**What you should do**
Please output the entries below without altering a single character.

**Source records**
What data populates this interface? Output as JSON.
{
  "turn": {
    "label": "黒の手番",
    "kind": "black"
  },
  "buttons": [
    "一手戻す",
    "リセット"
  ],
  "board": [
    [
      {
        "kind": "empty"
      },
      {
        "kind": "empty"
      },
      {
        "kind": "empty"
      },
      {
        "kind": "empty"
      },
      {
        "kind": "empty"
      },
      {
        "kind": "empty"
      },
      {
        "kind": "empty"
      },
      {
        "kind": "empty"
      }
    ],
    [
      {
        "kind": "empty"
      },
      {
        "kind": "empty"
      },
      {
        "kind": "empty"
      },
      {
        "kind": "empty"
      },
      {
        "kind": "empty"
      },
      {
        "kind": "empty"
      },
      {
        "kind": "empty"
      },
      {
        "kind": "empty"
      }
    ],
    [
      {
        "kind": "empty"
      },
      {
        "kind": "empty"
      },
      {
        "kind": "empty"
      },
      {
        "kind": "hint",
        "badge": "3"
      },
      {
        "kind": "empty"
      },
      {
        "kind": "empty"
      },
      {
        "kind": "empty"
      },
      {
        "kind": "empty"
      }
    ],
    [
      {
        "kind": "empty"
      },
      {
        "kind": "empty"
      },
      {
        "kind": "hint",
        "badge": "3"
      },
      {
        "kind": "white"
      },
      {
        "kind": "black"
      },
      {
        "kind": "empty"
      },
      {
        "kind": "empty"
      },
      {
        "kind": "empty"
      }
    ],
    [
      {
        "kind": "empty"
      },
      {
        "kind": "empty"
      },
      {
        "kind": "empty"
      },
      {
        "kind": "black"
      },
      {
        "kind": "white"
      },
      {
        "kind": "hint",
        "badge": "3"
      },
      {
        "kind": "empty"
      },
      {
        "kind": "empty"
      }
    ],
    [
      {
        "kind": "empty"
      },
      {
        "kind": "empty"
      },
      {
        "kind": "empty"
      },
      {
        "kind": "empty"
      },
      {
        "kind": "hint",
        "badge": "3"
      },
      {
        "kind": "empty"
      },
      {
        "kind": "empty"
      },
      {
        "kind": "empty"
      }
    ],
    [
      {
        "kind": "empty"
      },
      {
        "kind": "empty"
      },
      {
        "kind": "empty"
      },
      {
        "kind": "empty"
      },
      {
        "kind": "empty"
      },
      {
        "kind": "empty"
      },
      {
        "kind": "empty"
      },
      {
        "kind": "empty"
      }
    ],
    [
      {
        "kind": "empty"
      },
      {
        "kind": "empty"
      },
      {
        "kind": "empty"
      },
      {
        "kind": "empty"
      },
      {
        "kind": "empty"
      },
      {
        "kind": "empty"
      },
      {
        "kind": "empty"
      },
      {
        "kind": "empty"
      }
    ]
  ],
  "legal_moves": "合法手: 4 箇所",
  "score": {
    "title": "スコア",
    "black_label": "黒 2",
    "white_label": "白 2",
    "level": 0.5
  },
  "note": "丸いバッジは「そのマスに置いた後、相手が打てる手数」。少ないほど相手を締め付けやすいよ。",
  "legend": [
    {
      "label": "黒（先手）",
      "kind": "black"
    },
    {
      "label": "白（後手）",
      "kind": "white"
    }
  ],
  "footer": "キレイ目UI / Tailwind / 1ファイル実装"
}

**Response for this exercise**
What data populates this interface? Output as JSON.
{
  "turn": {
    "label": "黒の手番",
    "kind": "black"
  },
  "buttons": [
    "一手戻す",
    "リセット"
  ],
  "board": [
    [
      {
        "kind": "empty"
      },
      {
        "kind": "empty"
      },
      {
        "kind": "empty"
      },
      {
        "kind": "empty"
      },
      {
        "kind": "empty"
      },
      {
        "kind": "empty"
      },
      {
        "kind": "empty"
      },
      {
        "kind": "empty"
      }
    ],
    [
      {
        "kind": "empty"
      },
      {
        "kind": "empty"
      },
      {
        "kind": "empty"
      },
      {
        "kind": "empty"
      },
      {
        "kind": "empty"
      },
      {
        "kind": "empty"
      },
      {
        "kind": "empty"
      },
      {
        "kind": "empty"
      }
    ],
    [
      {
        "kind": "empty"
      },
      {
        "kind": "empty"
      },
      {
        "kind": "empty"
      },
      {
        "kind": "hint",
        "badge": "3"
      },
      {
        "kind": "empty"
      },
      {
        "kind": "empty"
      },
      {
        "kind": "empty"
      },
      {
        "kind": "empty"
      }
    ],
    [
      {
        "kind": "empty"
      },
      {
        "kind": "empty"
      },
      {
        "kind": "hint",
        "badge": "3"
      },
      {
        "kind": "white"
      },
      {
        "kind": "black"
      },
      {
        "kind": "empty"
      },
      {
        "kind": "empty"
      },
      {
        "kind": "empty"
      }
    ],
    [
      {
        "kind": "empty"
      },
      {
        "kind": "empty"
      },
      {
        "kind": "empty"
      },
      {
        "kind": "black"
      },
      {
        "kind": "white"
      },
      {
        "kind": "hint",
        "badge": "3"
      },
      {
        "kind": "empty"
      },
      {
        "kind": "empty"
      }
    ],
    [
      {
        "kind": "empty"
      },
      {
        "kind": "empty"
      },
      {
        "kind": "empty"
      },
      {
        "kind": "empty"
      },
      {
        "kind": "hint",
        "badge": "3"
      },
      {
        "kind": "empty"
      },
      {
        "kind": "empty"
      },
      {
        "kind": "empty"
      }
    ],
    [
      {
        "kind": "empty"
      },
      {
        "kind": "empty"
      },
      {
        "kind": "empty"
      },
      {
        "kind": "empty"
      },
      {
        "kind": "empty"
      },
      {
        "kind": "empty"
      },
      {
        "kind": "empty"
      },
      {
        "kind": "empty"
      }
    ],
    [
      {
        "kind": "empty"
      },
      {
        "kind": "empty"
      },
      {
        "kind": "empty"
      },
      {
        "kind": "empty"
      },
      {
        "kind": "empty"
      },
      {
        "kind": "empty"
      },
      {
        "kind": "empty"
      },
      {
        "kind": "empty"
      }
    ]
  ],
  "legal_moves": "合法手: 4 箇所",
  "score": {
    "title": "スコア",
    "black_label": "黒 2",
    "white_label": "白 2",
    "level": 0.5
  },
  "note": "丸いバッジは「そのマスに置いた後、相手が打てる手数」。少ないほど相手を締め付けやすいよ。",
  "legend": [
    {
      "label": "黒（先手）",
      "kind": "black"
    },
    {
      "label": "白（後手）",
      "kind": "white"
    }
  ],
  "footer": "キレイ目UI / Tailwind / 1ファイル実装"
}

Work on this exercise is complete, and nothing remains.